Omowole and Lauren Bobyock ’17 elected to attend Roomful of Teeth’s vocal-improvisation workshops. They sang, sometimes Gregorian-chant style, and whistled, stomped feet, clapped hands and delivered syncopated spoken phrases. Along the way, they learned to listen to one another closely and to fine-tune their improvisations accordingly.
“It was fun to be exposed to this new kind of music—I’d never heard anything like it before,” Bobyock said.
During rehearsals, the students sketched out the broad strokes of the piece they would perform during Roomful of Teeth’s concert, but as Bobyock noted, much of the finished product was left to the in-the-moment collective whim and happenstance. “We all felt comfortable up there, though, because we’ve gotten to know each other pretty well in the past few weeks, since we’re all in the same learning community,” she said.
Students in Pound’s composition class, meanwhile, had been using specialized software to construct two-minute experimental compositions. Working in small groups, they blended snippets from a recording of a Roomful of Teeth performance with original music and found sounds, creating something entirely new.
“What I learned is that it’s all about painting a picture or expressing an idea—putting together different sources to tell a story,” said Dan Allegar ’17, who worked with Justin Gardner '17 and Edith Guo '17 to write a piece that told the story of a racetrack event—first from the perspective of the driver, and then from the perspective of the audience.
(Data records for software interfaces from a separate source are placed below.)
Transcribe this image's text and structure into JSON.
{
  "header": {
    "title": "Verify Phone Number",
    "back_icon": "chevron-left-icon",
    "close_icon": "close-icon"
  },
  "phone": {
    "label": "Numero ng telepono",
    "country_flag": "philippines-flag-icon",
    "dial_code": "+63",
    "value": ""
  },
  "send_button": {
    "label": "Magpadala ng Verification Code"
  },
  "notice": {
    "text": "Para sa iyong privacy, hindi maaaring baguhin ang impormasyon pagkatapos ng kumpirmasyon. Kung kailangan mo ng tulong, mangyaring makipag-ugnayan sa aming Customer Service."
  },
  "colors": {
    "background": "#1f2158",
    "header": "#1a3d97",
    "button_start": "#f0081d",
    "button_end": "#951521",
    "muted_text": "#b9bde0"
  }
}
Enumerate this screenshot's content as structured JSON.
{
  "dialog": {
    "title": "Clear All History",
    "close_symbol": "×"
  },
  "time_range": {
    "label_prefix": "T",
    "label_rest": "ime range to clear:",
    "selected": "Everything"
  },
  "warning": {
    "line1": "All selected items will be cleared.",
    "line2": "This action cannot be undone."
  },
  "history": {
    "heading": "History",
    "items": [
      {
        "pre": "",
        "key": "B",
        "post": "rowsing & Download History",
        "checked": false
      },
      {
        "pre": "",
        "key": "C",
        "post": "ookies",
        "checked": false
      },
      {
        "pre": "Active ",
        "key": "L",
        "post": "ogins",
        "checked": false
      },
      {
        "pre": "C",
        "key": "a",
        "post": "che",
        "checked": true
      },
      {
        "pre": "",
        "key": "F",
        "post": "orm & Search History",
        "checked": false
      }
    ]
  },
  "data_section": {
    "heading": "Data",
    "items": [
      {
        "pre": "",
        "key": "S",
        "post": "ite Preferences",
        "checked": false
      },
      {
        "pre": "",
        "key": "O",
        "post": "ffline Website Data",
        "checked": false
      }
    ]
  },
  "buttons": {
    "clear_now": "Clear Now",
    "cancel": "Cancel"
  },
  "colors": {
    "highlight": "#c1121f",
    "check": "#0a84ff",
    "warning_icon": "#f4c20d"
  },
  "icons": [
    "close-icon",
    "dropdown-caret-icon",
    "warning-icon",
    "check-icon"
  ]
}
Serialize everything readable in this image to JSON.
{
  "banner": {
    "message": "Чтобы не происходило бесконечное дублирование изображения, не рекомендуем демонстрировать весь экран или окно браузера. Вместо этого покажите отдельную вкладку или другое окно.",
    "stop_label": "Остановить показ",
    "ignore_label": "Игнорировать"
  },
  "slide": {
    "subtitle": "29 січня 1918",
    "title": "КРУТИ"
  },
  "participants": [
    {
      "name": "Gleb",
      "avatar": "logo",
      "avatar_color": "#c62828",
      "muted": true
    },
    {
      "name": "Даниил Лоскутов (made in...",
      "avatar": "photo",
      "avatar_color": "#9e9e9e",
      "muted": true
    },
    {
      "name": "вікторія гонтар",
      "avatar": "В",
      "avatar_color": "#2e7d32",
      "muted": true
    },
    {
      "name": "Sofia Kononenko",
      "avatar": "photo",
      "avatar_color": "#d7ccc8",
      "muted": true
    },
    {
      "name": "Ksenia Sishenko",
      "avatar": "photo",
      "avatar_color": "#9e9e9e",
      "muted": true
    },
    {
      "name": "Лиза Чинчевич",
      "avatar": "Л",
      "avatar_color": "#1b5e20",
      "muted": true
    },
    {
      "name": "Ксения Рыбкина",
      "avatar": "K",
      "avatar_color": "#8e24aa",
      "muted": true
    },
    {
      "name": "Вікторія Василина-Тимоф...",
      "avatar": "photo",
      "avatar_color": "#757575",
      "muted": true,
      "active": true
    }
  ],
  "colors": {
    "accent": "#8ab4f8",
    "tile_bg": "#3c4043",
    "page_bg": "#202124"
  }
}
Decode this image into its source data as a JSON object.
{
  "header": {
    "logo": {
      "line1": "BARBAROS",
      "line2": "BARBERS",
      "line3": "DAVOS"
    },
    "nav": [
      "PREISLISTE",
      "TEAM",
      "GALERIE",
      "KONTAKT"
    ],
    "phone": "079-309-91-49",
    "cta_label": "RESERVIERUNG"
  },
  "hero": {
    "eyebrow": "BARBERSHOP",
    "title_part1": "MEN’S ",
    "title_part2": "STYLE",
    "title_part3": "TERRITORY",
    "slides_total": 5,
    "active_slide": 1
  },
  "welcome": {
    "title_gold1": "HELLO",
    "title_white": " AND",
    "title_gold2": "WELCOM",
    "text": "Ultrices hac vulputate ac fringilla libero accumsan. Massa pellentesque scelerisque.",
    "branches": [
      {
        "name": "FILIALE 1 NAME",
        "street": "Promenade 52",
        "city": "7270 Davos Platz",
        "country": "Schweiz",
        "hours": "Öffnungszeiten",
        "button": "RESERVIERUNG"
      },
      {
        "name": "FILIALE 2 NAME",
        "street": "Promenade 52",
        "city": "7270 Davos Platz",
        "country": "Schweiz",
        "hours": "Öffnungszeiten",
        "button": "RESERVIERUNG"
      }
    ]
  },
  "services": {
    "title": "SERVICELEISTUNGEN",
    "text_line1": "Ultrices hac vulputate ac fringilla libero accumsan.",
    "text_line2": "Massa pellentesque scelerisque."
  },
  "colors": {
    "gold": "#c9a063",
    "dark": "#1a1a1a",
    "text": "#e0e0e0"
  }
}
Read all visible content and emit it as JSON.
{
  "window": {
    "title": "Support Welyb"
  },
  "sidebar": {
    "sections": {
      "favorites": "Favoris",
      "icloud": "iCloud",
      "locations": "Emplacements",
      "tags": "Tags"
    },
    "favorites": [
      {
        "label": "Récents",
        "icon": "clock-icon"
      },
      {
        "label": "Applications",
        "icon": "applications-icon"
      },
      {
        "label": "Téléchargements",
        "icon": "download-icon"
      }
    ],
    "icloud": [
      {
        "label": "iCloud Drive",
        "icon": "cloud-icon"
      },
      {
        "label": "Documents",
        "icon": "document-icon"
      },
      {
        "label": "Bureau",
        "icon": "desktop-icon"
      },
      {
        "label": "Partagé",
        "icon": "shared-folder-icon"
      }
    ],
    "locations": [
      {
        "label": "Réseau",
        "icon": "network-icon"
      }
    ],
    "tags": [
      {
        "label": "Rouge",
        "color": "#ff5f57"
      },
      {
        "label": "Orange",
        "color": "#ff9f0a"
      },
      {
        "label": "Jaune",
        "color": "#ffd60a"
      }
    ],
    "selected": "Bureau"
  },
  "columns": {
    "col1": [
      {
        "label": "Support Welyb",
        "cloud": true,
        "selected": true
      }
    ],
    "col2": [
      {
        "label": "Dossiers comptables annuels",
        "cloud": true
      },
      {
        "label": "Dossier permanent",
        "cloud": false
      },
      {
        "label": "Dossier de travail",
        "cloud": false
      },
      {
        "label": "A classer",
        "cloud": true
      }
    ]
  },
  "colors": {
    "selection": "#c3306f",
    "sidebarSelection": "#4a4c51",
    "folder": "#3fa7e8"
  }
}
For Lisa Johnsen ’17, it was all about the process. “It was really fascinating to see all the ideas that the other people in my learning community came up with—they were all very different,” said Johnsen, who worked with Grace Tuscano ’17 and Max Walkingshaw ’17 to produce an atmospheric work with philosophical overtones. “I learned a lot about different approaches to music and sound.”
Notably, all of the student-composers in the seminar had a chance to workshop with Shaw, the most celebrated composer of the year. “She really took time to work with us and pointed out the things we could develop,” Tuscano said.
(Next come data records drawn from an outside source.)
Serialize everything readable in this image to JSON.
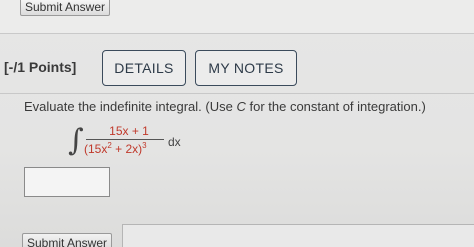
{
  "header": {
    "submit_label": "Submit Answer"
  },
  "question": {
    "points": "[-/1 Points]",
    "tabs": [
      {
        "label": "DETAILS"
      },
      {
        "label": "MY NOTES"
      }
    ],
    "prompt_before_c": "Evaluate the indefinite integral. (Use ",
    "prompt_c": "C",
    "prompt_after_c": " for the constant of integration.)",
    "integral_sign": "∫",
    "numerator": "15x + 1",
    "denominator_base": "(15x",
    "denominator_exp_inner": "2",
    "denominator_mid": " + 2x)",
    "denominator_exp_outer": "3",
    "differential": "dx"
  },
  "footer": {
    "submit_label": "Submit Answer"
  },
  "colors": {
    "accent_red": "#c0392b",
    "tab_border": "#3b4b5c"
  }
}
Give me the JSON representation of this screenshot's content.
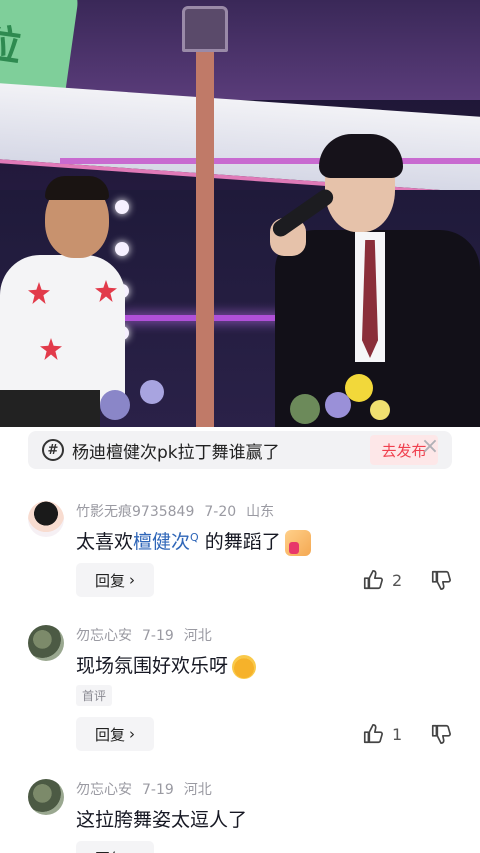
{
  "video": {
    "logo_text": "粒"
  },
  "topic": {
    "icon": "#",
    "text": "杨迪檀健次pk拉丁舞谁赢了",
    "publish_label": "去发布",
    "close_icon": "×"
  },
  "comments": [
    {
      "user": "竹影无痕9735849",
      "date": "7-20",
      "location": "山东",
      "text_before": "太喜欢",
      "mention": "檀健次",
      "mention_icon": "Q",
      "text_after": "的舞蹈了",
      "emoji": "thumbs-up-emoji",
      "reply_label": "回复",
      "likes": "2"
    },
    {
      "user": "勿忘心安",
      "date": "7-19",
      "location": "河北",
      "text": "现场氛围好欢乐呀",
      "emoji": "laughing-emoji",
      "tag": "首评",
      "reply_label": "回复",
      "likes": "1"
    },
    {
      "user": "勿忘心安",
      "date": "7-19",
      "location": "河北",
      "text": "这拉胯舞姿太逗人了",
      "reply_label": "回复"
    }
  ],
  "colors": {
    "mention": "#2f66b8",
    "publish": "#f0404e",
    "meta": "#9a9aa2"
  },
  "icons": [
    "hashtag-icon",
    "close-icon",
    "like-icon",
    "dislike-icon",
    "chevron-right-icon",
    "search-icon"
  ]
}
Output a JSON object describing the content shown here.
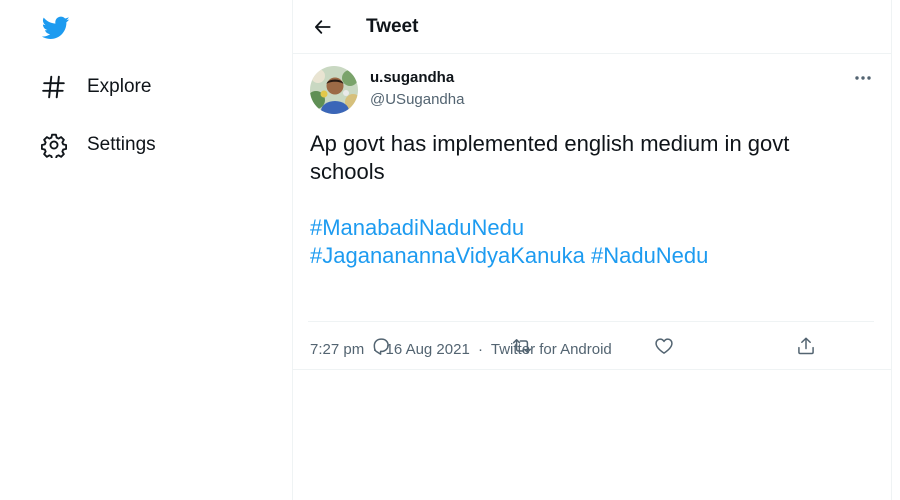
{
  "colors": {
    "accent": "#1d9bf0",
    "text": "#0f1419",
    "secondary": "#536471",
    "border": "#eff3f4"
  },
  "sidebar": {
    "logo_icon": "twitter-bird-icon",
    "items": [
      {
        "label": "Explore",
        "icon": "hashtag-icon"
      },
      {
        "label": "Settings",
        "icon": "gear-icon"
      }
    ]
  },
  "header": {
    "title": "Tweet",
    "back_icon": "arrow-left-icon"
  },
  "tweet": {
    "author_name": "u.sugandha",
    "author_handle": "@USugandha",
    "text": "Ap govt has implemented english medium in govt schools",
    "hashtags": [
      "#ManabadiNaduNedu",
      "#JagananannaVidyaKanuka",
      "#NaduNedu"
    ],
    "time": "7:27 pm",
    "date": "16 Aug 2021",
    "source": "Twitter for Android",
    "separator": "·"
  },
  "actions": [
    {
      "name": "reply",
      "icon": "reply-icon"
    },
    {
      "name": "retweet",
      "icon": "retweet-icon"
    },
    {
      "name": "like",
      "icon": "heart-icon"
    },
    {
      "name": "share",
      "icon": "share-icon"
    }
  ]
}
The students’ compositions were interspersed throughout Roomful of Teeth’s public concert at Dickinson, which attracted regional news coverage and buzz. Roomful of Teeth then joined music students and professors for an informal gathering at the home of Associate Professor of Music Lynn Helding and Professor of Music Blake Wilson.
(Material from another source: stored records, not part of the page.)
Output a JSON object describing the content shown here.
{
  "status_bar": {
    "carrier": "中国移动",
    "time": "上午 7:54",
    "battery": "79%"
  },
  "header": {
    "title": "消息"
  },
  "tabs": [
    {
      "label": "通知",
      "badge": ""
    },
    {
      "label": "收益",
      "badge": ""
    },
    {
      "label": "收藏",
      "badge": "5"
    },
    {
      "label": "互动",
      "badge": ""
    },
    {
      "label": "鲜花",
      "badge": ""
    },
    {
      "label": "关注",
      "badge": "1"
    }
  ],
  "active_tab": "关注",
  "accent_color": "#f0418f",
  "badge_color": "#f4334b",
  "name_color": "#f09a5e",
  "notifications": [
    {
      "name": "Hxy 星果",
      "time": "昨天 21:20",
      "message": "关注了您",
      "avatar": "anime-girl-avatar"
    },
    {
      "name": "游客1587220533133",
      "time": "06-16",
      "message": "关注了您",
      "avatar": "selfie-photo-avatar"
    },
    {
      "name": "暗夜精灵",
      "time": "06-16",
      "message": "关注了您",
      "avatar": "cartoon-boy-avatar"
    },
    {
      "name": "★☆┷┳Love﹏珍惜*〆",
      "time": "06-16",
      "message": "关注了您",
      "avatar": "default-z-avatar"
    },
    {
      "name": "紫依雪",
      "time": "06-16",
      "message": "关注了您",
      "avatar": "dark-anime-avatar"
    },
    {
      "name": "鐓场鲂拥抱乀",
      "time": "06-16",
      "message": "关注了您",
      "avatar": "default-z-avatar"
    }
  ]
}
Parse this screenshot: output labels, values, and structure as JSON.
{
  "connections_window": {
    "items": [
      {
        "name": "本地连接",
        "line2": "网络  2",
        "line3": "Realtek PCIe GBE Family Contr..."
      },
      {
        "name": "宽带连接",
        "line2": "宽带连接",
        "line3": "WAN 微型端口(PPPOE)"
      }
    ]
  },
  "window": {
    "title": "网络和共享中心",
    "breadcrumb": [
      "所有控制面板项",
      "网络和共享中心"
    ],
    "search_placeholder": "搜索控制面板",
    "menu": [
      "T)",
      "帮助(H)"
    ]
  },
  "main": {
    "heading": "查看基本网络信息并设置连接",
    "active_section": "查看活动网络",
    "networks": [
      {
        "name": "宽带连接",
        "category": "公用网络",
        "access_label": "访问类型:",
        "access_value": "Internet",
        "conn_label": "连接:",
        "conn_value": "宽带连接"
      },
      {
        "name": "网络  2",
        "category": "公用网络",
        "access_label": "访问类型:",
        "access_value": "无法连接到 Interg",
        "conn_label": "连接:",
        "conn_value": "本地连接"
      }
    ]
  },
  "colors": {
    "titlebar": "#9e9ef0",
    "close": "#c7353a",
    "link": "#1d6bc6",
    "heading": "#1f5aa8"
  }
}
“We all really enjoyed getting to know the performers not only through their performances, but through friendly conversation,” said Paige Hamilton ’17, clearly thrilled to hear her music composition performed before a live audience. “It was really very special.”
Roomful of Teeth is only one of the exceptional musical residencies to be held at Dickinson this year. In October vocal students worked with composer Mohammed Fairouz, who will return for a student performance of his work in the spring. In November—just two weeks after Roomful of Teeth’s residency—Singer Pur took the stage at the close of a weeklong residency marked by intense on-campus involvement. The JACK Quartet will serve a weeklong residency in March. In December students across several disciplines will learn about Japanese musical culture from Taiko drummer Kaoru Watanabe.
Dickinson also hosts visual-art, dramatic and dance residencies throughout the academic year. Artists visiting campus this year include printmaker Sue Coe, painter Dee Jenkins and Jane L. and stained-glass artist Jane Schaechter. Students in the Department of Theatre & Dance interacted with four professional choreographers in November; in February, they will get a chance to meet Bill Bowers, a professional mime and former student of the legendary Marcel Marceau. Pulitzer Prize-winning poet Paul Muldoon will present the 2014 Stellfox lecture April 2.
Published Nov. 15, 2013